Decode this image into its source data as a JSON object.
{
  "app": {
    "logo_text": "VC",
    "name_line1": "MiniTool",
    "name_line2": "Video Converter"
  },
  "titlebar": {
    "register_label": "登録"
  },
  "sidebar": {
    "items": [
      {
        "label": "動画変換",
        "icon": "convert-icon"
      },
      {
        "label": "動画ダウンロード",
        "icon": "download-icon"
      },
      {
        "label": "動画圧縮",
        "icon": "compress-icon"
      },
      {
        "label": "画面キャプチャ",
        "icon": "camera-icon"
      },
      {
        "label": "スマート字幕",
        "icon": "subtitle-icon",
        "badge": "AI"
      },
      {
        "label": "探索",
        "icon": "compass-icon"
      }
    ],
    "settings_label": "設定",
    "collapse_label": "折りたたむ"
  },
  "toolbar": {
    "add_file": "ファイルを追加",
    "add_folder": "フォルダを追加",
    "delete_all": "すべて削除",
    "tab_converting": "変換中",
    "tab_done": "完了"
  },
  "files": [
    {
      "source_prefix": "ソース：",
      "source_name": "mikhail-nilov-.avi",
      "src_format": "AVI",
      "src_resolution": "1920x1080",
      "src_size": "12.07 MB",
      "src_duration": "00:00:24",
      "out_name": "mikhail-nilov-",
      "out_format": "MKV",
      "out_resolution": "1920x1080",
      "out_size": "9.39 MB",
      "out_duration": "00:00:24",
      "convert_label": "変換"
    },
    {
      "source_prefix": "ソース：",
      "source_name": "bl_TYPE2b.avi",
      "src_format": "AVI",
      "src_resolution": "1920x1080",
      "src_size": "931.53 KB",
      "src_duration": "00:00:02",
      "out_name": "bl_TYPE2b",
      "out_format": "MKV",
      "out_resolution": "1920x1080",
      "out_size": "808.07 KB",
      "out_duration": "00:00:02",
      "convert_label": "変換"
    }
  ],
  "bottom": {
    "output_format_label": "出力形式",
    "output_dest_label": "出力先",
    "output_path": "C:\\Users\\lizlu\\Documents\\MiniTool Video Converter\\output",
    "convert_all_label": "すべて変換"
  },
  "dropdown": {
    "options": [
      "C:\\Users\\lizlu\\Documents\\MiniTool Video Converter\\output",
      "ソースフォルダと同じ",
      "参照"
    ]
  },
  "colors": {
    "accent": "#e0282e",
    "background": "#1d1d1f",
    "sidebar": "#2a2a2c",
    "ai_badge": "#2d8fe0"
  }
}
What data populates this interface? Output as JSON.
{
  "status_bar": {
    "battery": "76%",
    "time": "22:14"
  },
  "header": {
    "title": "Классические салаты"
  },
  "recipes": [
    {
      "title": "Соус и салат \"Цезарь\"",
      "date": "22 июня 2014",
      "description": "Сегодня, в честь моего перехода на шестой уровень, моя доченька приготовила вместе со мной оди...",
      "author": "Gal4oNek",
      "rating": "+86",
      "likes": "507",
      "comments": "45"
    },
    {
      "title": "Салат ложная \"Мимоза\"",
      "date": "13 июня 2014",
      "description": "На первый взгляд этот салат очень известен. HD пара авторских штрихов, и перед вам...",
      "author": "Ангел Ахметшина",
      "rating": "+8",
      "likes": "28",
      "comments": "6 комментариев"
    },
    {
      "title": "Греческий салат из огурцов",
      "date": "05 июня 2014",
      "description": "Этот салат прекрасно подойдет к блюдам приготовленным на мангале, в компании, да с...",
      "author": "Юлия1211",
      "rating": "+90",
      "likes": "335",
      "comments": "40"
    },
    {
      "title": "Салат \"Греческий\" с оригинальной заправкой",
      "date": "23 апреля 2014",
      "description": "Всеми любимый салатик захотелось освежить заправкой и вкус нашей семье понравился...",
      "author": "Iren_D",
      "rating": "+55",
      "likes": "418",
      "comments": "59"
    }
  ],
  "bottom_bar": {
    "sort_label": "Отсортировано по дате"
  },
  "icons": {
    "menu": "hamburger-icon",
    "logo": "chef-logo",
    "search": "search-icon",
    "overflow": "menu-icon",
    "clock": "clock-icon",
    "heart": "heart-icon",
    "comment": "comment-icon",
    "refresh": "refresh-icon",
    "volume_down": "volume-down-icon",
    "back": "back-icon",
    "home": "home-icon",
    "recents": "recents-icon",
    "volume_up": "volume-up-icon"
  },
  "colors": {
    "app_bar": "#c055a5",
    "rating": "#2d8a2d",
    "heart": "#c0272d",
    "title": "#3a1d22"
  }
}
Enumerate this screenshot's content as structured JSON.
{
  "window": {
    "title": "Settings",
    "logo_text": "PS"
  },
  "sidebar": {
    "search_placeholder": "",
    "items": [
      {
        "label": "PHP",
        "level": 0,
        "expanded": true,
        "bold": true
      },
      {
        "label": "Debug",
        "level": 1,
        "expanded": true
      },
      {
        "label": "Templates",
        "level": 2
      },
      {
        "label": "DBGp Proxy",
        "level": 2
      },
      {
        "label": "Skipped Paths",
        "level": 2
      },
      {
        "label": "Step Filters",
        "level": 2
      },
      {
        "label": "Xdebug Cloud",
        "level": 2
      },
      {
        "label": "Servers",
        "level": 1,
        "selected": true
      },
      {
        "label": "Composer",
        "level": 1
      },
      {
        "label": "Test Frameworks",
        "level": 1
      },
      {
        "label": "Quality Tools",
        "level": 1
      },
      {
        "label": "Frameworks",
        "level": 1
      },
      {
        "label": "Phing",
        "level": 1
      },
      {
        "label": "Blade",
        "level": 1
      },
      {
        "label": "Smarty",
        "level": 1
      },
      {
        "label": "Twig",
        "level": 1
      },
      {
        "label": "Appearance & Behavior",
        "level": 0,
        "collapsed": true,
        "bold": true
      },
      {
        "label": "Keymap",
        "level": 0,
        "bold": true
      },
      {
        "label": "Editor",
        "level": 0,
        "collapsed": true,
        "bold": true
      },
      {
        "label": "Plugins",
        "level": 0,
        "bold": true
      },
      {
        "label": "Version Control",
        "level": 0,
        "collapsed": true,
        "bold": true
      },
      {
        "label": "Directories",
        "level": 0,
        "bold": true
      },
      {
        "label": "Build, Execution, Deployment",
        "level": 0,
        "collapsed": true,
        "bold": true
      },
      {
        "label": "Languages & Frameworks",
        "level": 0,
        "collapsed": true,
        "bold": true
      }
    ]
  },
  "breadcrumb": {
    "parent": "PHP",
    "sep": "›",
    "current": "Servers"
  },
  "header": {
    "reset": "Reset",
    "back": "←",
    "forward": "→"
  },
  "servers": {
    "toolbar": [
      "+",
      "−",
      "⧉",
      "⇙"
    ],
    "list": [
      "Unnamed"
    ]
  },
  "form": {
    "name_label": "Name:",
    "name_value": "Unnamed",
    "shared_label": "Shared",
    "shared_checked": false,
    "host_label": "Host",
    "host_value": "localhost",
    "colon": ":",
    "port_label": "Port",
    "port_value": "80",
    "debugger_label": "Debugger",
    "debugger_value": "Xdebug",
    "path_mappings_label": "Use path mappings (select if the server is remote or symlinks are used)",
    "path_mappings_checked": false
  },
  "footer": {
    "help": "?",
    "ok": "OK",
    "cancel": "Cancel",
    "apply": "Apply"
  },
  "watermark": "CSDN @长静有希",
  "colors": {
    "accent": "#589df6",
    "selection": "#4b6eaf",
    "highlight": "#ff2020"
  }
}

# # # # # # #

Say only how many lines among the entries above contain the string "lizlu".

2